For immunohistochemistry, paraffin sections of liver were deparaffinized and rehydrated, treated for antigen retrieval, and endogenous peroxidase was quenched with 3% hydrogen peroxide. After blocking nonspecific antigen, the slides were then incubated with primary antibody overnight at 4°C, followed by biotinylated secondary antibody and third antibody coupled with SABC (BosterTech, China). The DAB kit was used to produce a brown stain, and counterstained with hematoxylin. Images were acquired by using a light microscope (Nikon, Japan).
Cell culture and treatments

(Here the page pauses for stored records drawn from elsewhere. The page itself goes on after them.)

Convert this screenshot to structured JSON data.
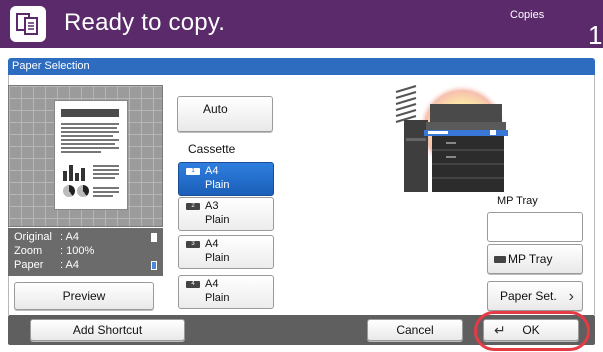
{
  "header": {
    "title": "Ready to copy.",
    "copies_label": "Copies",
    "copies_count": "1",
    "background": "#5a2a6a"
  },
  "window": {
    "title": "Paper Selection",
    "bar_color": "#2e6cc0"
  },
  "preview": {
    "info": [
      {
        "key": "Original",
        "value": ": A4"
      },
      {
        "key": "Zoom",
        "value": ": 100%"
      },
      {
        "key": "Paper",
        "value": ": A4"
      }
    ],
    "button_label": "Preview"
  },
  "paper": {
    "auto_label": "Auto",
    "cassette_label": "Cassette",
    "cassettes": [
      {
        "line1": "A4",
        "line2": "Plain",
        "selected": true
      },
      {
        "line1": "A3",
        "line2": "Plain",
        "selected": false
      },
      {
        "line1": "A4",
        "line2": "Plain",
        "selected": false
      },
      {
        "line1": "A4",
        "line2": "Plain",
        "selected": false
      }
    ],
    "accent": "#2f7fe0"
  },
  "mp_tray": {
    "label": "MP Tray",
    "button_label": "MP Tray",
    "paper_set_label": "Paper Set."
  },
  "bottom": {
    "add_shortcut": "Add Shortcut",
    "cancel": "Cancel",
    "ok": "OK",
    "highlight_color": "#e63a45"
  }
}
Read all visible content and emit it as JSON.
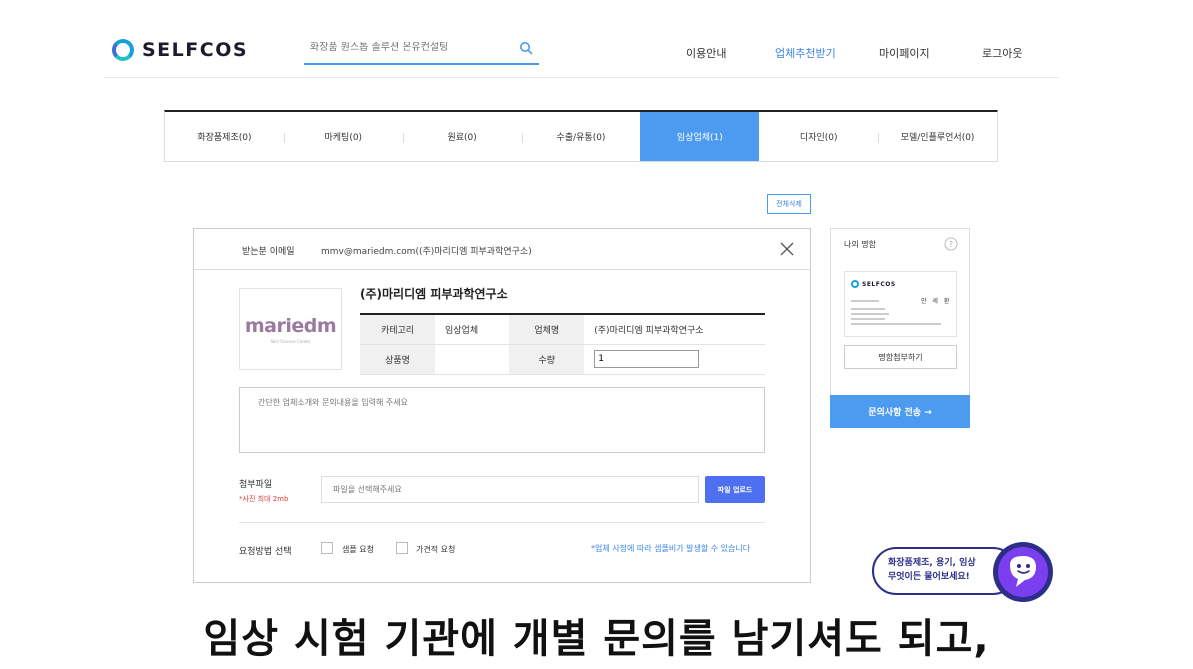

The HepG2 and AML12 cells were purchased from Cell Bank of the Chinese Academic of Sciences (CBCAS), Shanghai, China. HepG2 cells were cultured in EMEM (Wisent, Canada), supplemented with 10% fetal bovine serum (Wisent, Canada), 100 U/mL penicillin and 100 µg/mL streptomycin (Wisent). AML12 cells were cultured in DMEM/F12 (Wisent, Canada) supplemented with 10% fetal bovine serum, 100 U/mL penicillin, 100 µg/mL streptomycin, ITS supplement and 40ng/mL dexamethasone. All cells were cultured in humidified atmosphere containing 5% CO2 at 37°C (Thermo Fisher Scientific).
20 mM OA solution were obtained by dissolving OA in 0.1 M NaOH at 75°C in a water bath, then added to 20% BSA, filtered using 0.22 µm filter, a final stock solution of 10 mM OA were prepared. The 10% BSA solution were added as control.
Cell viability assay
Cell viability was determined using cell counting kit-8 (CCK-8). according to the manufacturer's instructions (Vazyme, Nanjing, China).
HepG2 cells grown on coverslips were pretreated with or without L-theanine for 2 hours, after co-incubated with 500 µM oleic acid (OA) for 24 h, The cells were washed with PBS and fixed with 4% formaldehyde for 15 min at room temperature, then cells were permeabilized in 0.2% TritonX-100 for 20 min followed by blocking with 5% BSA for 30 min. After that, the cells were incubated anti-SREBP-1c antibody (1:100) overnight at 4°C and incubated with Donkey anti-Rabbit IgG H&L (Alexa Fluor 488) secondary antibody for 1 hour. Cell nuclei were stained with DAPI for 5 min. Images were captured by the Nikon A1 microscope (Tokyo, Japan).
Total RNA from livers was extracted using RNA Isolation Kit (Omega Bio-tek, America) and then was reversely transcribed to cDNA using PrimeScript RT reagent kit (TaKaRa, Shiga, Japan). Quantitative polymerase chain reaction (qPCR) was carried out on ABI StepOnePlus real-time PCR system (Applied Biosystems, USA) using SYBR Premix Ex Taq (TransGen Biotech, China). The results were analysed using the 2−ΔΔCtmethod. Values were normalized to β‐actin. The sequences of primers were listed in the Table 1.
Primers for Real-Time PCR detection
Preparation of Cytoplasmic and Nuclear Extracts
Nuclear and cytoplasmic extracts were lysed with NE-PER Nuclear and Cytoplasmic Extraction Reagents (Thermo Fisher Scientific, Rockford, IL, USA) according to the manufacturer’s instructions.
Liver samples or cells were lysed in RIPA lysis buffers (Beyotime, China) supplemented with protease inhibitor cocktail and phosphatase inhibitors. A total of 20–50 µg lysates were loaded onto SDS-PAGE gels and transferred to a PVDF membrane (Millipore, China). After blocking with TBS/T (0.1% Tween-20) containing 5% nonfat
dry milk for 1 hour at room temperature, the membranes were incubated with primary antibody at 4°C overnight followed by HRP-conjugated secondary antibody. Immunoreactive proteins were visualized using the ECL immunoblotting system from Tanon (Shanghai, China).
All data were analyzed using GraphPad Prism 6.0 (GraphPad Software, San Diego, CA). All experimental results are presented as mean ± SEM. Statistical analysis between two groups were determined using the two-tailed Student’s t test. One-way ANOVA followed by the Tukey multiple comparisons test was used for comparison between multiple groups. A P value of less than 0.05 was considered to be statistically significant.